Much of the focus is on a local Islamist group called the National Tawheed Jamaat (NTJ), which in turn had been an offshoot of the Tawheed Jamaat, often known for its rabid speeches against non-believers. But there are indications that though Lankan intelligence agencies kept the NTJ under watch (according to Sirisena, the NTJ was under surveillance since 2017), serious doubt remains whether they had the wherewithal and the training to execute synchronised attacks of such sophistication. “There was little indication that it would gain the capacity to carry out such large-scale and well-planned attacks that have affected every stratum of our society and beyond,” Sirisena said. “They gained these abilities in an extremely unexpected way.”

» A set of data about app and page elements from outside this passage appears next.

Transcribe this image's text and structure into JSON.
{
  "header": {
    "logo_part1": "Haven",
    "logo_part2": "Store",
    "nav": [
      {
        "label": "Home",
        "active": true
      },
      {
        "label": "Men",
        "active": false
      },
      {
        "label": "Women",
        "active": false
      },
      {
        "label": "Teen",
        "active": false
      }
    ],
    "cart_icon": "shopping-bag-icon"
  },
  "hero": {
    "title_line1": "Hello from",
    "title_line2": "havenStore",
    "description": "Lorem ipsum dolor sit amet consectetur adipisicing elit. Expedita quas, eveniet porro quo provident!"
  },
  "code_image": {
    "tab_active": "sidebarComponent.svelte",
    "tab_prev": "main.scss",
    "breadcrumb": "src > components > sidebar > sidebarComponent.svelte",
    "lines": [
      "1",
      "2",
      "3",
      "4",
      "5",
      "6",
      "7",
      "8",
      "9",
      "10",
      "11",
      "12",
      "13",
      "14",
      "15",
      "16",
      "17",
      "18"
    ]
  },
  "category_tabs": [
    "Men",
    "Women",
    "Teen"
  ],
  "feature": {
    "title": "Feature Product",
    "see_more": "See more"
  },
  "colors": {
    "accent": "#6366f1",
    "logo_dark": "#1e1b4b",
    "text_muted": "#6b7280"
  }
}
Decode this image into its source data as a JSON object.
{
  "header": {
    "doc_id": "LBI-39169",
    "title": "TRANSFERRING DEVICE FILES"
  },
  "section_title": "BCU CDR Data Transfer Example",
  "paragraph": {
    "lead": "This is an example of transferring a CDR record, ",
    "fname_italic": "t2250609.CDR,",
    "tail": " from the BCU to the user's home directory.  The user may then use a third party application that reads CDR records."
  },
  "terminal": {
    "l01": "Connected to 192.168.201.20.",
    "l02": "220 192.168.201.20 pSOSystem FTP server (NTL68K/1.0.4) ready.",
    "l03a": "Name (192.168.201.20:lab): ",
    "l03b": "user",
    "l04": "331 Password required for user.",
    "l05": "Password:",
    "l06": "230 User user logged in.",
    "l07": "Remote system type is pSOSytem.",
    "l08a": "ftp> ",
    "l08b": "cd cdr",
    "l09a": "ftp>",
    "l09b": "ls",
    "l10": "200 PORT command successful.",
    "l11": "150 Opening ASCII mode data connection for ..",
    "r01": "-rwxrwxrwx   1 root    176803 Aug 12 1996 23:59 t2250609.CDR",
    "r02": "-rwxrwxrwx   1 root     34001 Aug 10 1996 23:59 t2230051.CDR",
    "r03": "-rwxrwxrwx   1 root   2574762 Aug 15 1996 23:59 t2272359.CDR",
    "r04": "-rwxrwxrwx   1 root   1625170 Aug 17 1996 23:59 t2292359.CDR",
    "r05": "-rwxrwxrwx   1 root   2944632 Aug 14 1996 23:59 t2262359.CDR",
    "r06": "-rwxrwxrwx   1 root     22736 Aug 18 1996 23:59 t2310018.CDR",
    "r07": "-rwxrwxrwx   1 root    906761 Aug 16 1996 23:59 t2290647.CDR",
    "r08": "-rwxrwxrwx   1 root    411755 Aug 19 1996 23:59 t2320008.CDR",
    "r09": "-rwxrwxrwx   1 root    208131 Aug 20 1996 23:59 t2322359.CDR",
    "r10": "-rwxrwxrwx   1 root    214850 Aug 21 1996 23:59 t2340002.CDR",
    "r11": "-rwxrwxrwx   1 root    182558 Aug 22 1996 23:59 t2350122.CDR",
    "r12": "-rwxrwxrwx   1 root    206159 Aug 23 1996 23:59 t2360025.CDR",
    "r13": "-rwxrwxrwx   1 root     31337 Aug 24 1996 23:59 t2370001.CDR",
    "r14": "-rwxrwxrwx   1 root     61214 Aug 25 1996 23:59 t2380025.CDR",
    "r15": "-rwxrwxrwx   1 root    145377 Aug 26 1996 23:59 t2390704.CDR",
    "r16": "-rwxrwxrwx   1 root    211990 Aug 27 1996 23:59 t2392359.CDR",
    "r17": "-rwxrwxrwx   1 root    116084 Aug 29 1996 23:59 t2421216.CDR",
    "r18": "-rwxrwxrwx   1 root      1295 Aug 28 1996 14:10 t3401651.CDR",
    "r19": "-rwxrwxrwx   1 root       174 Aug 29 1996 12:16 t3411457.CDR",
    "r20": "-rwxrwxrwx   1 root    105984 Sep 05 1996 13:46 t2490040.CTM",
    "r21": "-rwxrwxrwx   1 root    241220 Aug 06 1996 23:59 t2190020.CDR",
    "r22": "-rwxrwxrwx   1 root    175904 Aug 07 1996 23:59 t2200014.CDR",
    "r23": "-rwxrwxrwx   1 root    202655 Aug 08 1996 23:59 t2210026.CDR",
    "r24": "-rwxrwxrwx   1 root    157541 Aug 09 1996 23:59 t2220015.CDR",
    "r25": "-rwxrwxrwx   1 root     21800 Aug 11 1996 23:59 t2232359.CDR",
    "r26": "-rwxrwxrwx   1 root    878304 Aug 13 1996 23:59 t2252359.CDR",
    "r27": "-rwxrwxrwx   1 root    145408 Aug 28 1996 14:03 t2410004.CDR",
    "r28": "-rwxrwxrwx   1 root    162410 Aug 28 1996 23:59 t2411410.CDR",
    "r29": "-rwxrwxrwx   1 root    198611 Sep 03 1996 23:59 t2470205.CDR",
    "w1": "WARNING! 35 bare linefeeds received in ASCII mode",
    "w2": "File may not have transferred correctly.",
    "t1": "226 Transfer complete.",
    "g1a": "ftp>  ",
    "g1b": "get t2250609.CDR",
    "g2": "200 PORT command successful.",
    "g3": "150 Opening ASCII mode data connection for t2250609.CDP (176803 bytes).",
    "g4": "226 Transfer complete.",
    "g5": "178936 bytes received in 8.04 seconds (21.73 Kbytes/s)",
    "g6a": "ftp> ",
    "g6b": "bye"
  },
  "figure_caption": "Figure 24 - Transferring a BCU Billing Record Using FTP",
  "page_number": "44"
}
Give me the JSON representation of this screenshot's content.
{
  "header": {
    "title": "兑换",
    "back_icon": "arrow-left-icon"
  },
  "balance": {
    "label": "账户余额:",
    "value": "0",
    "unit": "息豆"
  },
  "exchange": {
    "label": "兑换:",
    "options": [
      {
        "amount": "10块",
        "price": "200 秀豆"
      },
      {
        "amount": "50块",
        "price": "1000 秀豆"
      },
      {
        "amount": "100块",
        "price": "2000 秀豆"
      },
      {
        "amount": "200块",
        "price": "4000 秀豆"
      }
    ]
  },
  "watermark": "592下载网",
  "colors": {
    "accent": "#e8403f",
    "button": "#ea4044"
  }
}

The Easter Sunday bombings in Sri Lanka reminded many Indians of the bloody mayhem of the 26/11 Mumbai terror attacks. Though it happened over 10 years back, the synchronised attacks, the suicide mission of the attackers, the carefully chosen targets, the high number of foreigners among the victims…all show a clear parallel between the two episodes.
One of the objectives of the Mumbai attack was to derail India’s economic growth and scare away potential foreign investors. Over the past decade or so, the Sri Lankan economy had also picked up, particularly its tourist trade and investment from the Arab world. The attack’s motive could well have been to stall Lanka’s economic growth and besmirch its open, tourist-friendly attitude.
Seen as the man who brought peace, Rajapaksa is in a stronger position than the warring PM and president.
But the ISIS-inspired suicide bombers, if they belonged to the NTJ at all, have left behind several questions. How did they manage to acquire such skills in such a short time? Moreover, why did they go after the Christians, and not the majority Buddhist community, since the tormentors of Muslims in Sri Lanka in the recent past had belonged to hardline Buddhist groups? And how is it that attacks on mosques and Muslims in Christchurch were a stronger motive than the reported harassment of Muslims in Sri Lanka?
Caught wrong-footed by the attacks, Sri Lanka’s government now has the task of maintaining peace, beyond re-empowering the military and imposing curfew. There are reports that some Muslim households in mixed areas of Sri Lanka were attacked in retaliation. Whether they would escalate and lead to a major communal riot is something that depends on how the government handles the situation.
Furthermore, much of these developments are now being played out under the emerging political atmosphere for the year-end presidential elections in Sri Lanka. Both Sirisena and Wickremesinghe are aspirants for the coveted post. However, both leaders have now been tainted by their inaction to take necessary measures to prevent the Easter Sunday attacks. There is a feeling that they were so caught up in their infighting that they did not care for the rest of the country and its security.
Former president Mahinda Rajapaksa seems to be in a relatively stronger position in this entire tragedy. Since he is not in the government there can be no fingers pointed at him. Moreover, many in Sri Lanka still remember him as the man who ended the decade-long ethnic strife. Will the emerging scenario now benefit him?
There are six months left for the presidential elections in Sri Lanka—other developments can take political centrestage and dominate political discourse, consigning the gruesome attacks of April 21 to the background. While the jury is still out on how big an issue the Easter Sunday attacks will be in Sri Lankan politics, there is little doubt that for now terrorism is back on the political agenda.
Communally motivated outrages can easily be manipulated for cynical political gains. Whether Sri Lanka’s minority Muslims end up paying the price for an act of vile terror will depend largely on how politicians play their cards. Peace and amity cannot, after all, be taken for granted in the fragmented world we inhabit.